### Work required
Scan the records for the string "this" and copy every line that holds it.

### Source material
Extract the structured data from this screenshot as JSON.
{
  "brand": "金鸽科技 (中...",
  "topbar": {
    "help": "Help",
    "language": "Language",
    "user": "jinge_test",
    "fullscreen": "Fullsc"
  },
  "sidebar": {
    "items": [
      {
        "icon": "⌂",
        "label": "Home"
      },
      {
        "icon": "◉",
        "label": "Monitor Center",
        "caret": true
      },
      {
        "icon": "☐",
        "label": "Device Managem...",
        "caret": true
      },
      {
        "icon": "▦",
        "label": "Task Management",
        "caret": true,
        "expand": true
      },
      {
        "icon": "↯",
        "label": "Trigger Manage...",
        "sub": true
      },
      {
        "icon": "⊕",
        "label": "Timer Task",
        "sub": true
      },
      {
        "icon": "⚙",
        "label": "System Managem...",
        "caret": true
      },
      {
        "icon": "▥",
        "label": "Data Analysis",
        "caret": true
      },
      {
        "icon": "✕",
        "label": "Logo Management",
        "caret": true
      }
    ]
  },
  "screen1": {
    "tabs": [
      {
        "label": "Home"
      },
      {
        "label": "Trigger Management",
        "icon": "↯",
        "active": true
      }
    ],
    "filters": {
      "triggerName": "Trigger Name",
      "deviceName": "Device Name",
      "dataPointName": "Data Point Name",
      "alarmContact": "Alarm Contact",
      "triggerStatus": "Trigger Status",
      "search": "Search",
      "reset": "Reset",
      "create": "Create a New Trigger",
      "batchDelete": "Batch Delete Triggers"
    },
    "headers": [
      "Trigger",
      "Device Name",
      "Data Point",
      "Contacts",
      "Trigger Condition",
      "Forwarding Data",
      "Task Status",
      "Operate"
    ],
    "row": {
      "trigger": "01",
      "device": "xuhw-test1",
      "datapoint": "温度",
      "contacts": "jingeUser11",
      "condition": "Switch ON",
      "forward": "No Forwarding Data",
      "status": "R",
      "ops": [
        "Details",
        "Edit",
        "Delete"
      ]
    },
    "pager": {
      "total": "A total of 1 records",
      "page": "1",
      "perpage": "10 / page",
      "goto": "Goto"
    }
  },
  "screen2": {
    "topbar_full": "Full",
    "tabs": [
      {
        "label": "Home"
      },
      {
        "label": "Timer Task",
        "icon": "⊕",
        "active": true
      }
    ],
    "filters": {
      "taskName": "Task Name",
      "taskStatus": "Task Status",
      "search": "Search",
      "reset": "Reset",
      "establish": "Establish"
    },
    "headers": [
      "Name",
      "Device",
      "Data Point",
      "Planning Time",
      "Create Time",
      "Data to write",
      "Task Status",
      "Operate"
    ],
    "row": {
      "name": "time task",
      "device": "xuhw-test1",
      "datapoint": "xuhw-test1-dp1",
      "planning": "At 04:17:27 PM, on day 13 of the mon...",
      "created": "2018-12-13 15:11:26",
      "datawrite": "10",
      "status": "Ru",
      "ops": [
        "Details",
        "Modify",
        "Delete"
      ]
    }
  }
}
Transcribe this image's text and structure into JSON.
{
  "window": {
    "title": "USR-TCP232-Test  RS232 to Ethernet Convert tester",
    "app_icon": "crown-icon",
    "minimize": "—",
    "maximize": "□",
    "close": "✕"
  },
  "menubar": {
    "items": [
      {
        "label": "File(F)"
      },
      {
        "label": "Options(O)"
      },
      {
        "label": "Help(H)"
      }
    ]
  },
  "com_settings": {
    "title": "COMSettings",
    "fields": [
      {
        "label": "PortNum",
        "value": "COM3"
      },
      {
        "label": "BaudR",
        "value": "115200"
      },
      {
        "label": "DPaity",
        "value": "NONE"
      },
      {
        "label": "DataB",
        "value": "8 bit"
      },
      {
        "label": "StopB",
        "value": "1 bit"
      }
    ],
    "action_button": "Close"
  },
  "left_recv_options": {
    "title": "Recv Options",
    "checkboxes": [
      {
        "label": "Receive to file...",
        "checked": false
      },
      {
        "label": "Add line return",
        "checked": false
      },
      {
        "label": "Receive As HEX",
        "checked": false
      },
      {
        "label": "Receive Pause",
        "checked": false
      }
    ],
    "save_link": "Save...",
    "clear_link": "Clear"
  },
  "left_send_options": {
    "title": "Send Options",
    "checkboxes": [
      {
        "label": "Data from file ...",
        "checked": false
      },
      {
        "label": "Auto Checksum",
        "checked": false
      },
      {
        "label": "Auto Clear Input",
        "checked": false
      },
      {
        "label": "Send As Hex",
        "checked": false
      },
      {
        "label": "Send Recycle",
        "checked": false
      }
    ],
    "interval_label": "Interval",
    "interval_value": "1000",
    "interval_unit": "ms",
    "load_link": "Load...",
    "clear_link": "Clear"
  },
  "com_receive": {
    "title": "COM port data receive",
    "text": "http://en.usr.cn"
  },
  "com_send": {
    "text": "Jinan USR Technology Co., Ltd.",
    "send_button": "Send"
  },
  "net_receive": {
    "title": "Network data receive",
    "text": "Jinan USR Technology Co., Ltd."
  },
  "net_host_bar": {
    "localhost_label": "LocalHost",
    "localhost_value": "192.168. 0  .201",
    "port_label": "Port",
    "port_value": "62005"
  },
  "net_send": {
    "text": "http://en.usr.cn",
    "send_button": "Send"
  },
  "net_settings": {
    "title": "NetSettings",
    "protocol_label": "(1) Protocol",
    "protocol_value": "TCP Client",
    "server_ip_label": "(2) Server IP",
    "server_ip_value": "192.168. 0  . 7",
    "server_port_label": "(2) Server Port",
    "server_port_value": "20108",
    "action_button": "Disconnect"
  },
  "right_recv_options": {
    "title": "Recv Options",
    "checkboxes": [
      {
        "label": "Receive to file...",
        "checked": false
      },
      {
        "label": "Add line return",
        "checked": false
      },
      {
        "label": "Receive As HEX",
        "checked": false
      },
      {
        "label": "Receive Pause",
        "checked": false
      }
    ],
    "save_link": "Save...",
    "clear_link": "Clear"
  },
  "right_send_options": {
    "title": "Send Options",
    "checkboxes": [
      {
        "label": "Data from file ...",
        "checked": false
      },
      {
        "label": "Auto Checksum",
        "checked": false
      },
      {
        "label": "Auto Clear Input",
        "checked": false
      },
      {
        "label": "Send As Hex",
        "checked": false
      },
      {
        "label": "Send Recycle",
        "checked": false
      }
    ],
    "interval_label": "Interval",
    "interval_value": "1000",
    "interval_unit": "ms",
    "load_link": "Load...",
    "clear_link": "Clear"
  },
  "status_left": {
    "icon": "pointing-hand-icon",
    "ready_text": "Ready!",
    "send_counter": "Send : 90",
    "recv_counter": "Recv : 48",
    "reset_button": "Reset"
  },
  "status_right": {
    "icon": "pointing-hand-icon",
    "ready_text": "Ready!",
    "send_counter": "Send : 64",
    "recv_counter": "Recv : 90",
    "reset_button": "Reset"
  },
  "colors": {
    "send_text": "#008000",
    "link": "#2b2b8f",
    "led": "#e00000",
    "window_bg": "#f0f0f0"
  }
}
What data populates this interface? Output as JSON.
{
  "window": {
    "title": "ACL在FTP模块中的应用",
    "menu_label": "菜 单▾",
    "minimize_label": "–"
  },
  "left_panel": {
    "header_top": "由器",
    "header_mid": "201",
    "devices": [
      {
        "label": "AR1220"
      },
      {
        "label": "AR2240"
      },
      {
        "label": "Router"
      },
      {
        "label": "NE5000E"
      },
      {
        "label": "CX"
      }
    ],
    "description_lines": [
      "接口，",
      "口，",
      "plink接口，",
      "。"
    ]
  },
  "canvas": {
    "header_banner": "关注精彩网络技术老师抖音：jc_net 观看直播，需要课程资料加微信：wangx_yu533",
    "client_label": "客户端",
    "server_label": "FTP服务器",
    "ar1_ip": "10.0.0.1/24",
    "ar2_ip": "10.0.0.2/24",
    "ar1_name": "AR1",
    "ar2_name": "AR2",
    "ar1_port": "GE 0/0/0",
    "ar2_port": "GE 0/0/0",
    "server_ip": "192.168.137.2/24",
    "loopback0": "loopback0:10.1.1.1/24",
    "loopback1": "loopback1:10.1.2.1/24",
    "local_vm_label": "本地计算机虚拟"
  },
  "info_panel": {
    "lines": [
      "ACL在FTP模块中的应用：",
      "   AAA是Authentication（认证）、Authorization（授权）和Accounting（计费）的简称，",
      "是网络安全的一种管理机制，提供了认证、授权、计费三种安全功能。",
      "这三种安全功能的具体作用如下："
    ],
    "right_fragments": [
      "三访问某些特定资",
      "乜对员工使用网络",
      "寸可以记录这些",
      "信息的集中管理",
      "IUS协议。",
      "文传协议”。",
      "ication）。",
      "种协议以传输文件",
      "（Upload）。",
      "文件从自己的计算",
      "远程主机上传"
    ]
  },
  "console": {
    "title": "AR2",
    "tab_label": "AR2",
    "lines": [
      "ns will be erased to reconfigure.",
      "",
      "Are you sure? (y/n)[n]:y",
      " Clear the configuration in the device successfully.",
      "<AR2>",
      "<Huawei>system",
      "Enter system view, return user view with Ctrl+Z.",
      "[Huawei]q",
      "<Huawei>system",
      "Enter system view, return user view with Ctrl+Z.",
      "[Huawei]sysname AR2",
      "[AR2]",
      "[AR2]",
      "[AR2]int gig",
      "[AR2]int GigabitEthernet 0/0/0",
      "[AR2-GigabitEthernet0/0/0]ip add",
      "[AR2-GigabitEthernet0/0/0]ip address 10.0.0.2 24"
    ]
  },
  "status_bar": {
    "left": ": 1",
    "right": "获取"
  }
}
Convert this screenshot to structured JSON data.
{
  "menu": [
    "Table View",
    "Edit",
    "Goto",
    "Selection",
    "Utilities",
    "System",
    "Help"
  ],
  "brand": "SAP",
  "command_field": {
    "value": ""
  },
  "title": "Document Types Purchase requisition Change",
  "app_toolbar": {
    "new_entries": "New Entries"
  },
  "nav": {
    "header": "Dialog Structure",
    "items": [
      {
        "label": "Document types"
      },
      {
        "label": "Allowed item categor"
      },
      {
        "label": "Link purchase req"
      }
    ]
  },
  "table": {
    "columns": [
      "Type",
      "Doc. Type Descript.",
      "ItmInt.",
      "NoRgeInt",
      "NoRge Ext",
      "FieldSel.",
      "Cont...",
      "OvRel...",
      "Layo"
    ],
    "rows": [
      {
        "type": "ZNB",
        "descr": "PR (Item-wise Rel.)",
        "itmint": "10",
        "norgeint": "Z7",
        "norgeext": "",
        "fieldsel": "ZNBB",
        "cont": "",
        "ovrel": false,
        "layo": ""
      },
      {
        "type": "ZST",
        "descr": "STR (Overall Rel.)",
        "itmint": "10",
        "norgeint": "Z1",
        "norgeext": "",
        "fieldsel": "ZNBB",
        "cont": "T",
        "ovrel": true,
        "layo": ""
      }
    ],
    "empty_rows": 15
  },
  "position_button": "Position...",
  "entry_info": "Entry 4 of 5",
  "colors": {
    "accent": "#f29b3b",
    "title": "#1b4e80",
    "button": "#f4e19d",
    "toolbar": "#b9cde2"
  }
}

### Your solution
Extract the structured data from this screenshot as JSON.
Transcribe this image's text and structure into JSON.
What data populates this interface? Output as JSON.
Convert this screenshot to structured JSON data.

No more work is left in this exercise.